by Jay Lorenz
Growing, unfurling, expanding endlessly into the horizon, an unstoppable tide of unbridled Aryan ambition let loose onto an empty continent ready to receive us forever, or so it seemed; but after the untamed land of America came under European domain from ocean to ocean, what was to be done with the spirit of our ancestors? The last addition to the continental United States was made in 1853, and after that, much territory still needed to be settled, making the country still feel empty in many ways. A man could strike west and enter untamed land with opportunity only limited by his ambition. We lived off of that momentum for a time—the same basic spirit existed in the post-WWII period, but with one problem—there was no where left to go. America was basking in the glow of manifest destiny, and impressive though it was, the never-ending ambition that brought us to that point was lost.
Here we are, only a few decades later, going nowhere. The feeling of exhaustion hangs in the air, not from using all of our energy in conquest, but from being confined and tied down. A body always at rest feels constantly tired, while a body always moving generates boundless energy. This is the state of the American today. I say “the American” and not “America,” because of the wedge that has been driven between the American nation and the so-called country he now inhabits. This feeling does not apply to the non-White usurpers of America. They are now exacting their own form of manifest destiny on our land. They are able to expand uninhibited into America, gobbling up massive amounts of territory, even faster than the founding stock of the nation. The “new Americans” have a great advantage as well. Not only are there no enemy combatants to contend with in their conquest, the infrastructure is already built for them—no labor required. What’s more, the creators of the previous nation are willfully giving up resources to these settler colonists, creating the unprecedented phenomenon of welfare colonialism, by which the host nation subsidizes the acquisition of its territory by hostile foreign parties.
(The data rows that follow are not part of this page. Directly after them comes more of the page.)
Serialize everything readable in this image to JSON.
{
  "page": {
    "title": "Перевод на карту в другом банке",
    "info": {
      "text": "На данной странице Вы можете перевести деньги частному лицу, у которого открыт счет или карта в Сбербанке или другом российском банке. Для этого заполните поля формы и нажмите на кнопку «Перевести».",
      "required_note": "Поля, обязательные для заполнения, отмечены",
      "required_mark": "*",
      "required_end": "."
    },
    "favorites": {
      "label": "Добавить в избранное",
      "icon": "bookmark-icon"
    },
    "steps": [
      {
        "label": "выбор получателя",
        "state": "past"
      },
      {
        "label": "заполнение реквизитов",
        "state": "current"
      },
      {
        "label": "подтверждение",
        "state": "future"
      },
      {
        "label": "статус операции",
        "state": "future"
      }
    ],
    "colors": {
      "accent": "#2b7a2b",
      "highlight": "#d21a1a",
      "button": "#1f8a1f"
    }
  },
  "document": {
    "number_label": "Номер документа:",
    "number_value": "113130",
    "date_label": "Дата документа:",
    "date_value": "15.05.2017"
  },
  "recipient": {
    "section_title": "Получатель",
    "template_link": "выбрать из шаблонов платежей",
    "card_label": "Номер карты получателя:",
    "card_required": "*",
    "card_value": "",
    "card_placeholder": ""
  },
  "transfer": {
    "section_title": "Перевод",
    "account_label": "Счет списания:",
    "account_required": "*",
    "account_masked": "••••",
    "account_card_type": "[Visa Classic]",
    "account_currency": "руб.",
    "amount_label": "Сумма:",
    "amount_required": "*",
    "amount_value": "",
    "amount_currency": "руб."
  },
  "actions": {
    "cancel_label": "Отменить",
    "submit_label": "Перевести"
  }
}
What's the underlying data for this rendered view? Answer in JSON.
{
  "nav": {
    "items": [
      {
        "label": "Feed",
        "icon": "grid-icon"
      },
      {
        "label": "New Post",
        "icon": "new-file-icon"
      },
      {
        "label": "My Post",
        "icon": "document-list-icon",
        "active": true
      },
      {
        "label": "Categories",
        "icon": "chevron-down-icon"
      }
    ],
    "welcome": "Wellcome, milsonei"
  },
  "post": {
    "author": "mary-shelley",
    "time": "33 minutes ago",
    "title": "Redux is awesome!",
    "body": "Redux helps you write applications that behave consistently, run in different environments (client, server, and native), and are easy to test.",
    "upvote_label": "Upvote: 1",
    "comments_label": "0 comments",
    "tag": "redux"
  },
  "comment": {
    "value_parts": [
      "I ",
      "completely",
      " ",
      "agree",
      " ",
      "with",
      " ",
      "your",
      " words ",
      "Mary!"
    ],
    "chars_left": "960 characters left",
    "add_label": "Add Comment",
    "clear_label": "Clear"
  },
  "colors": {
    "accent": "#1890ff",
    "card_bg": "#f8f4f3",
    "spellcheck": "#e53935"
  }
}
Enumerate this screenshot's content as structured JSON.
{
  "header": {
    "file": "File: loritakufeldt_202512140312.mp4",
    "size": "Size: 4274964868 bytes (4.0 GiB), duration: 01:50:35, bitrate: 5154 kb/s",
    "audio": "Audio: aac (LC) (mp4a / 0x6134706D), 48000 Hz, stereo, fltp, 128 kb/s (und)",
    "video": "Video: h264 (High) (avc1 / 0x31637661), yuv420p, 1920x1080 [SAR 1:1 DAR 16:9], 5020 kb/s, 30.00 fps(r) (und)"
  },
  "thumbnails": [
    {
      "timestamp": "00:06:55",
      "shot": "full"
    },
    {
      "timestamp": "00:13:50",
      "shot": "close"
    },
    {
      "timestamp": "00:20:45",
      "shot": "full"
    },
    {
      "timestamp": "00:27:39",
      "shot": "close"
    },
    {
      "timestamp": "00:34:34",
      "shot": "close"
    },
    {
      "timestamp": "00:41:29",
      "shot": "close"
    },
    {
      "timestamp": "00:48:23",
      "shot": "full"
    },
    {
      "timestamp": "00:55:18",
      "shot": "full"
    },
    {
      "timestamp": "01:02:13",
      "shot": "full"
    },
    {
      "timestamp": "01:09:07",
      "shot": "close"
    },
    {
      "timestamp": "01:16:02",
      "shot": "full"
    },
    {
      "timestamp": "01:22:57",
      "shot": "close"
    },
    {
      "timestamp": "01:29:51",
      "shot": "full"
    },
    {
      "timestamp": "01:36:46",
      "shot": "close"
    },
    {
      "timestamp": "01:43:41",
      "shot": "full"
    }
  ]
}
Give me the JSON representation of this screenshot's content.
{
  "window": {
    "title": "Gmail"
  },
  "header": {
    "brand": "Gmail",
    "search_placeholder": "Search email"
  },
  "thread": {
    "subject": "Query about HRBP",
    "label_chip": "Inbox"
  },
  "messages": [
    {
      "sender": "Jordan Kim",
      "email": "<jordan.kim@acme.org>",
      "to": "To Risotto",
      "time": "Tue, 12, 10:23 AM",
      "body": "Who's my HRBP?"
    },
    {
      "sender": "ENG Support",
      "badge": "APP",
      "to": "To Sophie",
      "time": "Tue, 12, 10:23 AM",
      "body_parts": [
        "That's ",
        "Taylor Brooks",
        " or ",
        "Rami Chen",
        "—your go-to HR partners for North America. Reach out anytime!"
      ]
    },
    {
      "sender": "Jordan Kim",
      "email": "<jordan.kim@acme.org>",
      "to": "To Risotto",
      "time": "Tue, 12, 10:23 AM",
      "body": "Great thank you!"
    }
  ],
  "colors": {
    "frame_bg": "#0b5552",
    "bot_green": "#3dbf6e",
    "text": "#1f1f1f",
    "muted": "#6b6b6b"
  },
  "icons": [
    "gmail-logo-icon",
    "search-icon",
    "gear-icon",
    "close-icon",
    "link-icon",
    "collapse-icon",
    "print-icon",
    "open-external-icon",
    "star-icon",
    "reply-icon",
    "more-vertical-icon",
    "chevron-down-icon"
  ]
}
Here we are, Americans, completely exhausted from inactivity. America as a nation has not accomplished anything great, or even anything that is in its own interest since perhaps the 1960s. The moon landing was a monumental accomplishment, not for its direct usefulness, but for the awesomeness of the feat. However, four years before that, a law was passed that has come to haunt America, the Hart-Celler act. Now, Americans are in a double-bind. Not only does no one seem to want to accomplish anything in the name of the American nation, but because of changing demographics, such an accomplishment has been rendered nearly impossible.
We are exhausted from inactivity. We are exhausted from diversity. We are exhausted from all the forces working against us. Instead of sprinting into a never-ending horizon, we are trapped in a shrinking room, the walls slowly closing in upon us from all sides. Before, we attacked the frontier for our own benefit, each generation building upon the last to create something truly great. Then we turned to a new frontier—the attempt to make the races of the Third World equal to our own. Countless resources have been wasted with no payoff, only making our lives more cluttered and crowded. Our land is becoming crowded, not with the people who built it, but with a colored mass that is sapping the potential of America completely.
So what are we to do in this predicament? The first step in our self-improvement must be the rediscovery of the spirit that built America, a rediscovery of the energy that was used to strike into the frontier. The longer we are inactive, the harder it will be to tap into that energy and the fewer resources we will have. The America that caused us to become complacent in the 1970s and 80s no longer exists. We must find a new frontier. The walls are closing in, but only if we let them. We must always remember this time without an objective—this meaningless, contracting existence. The new frontier cannot be the last. We must regain the American spirit—and more.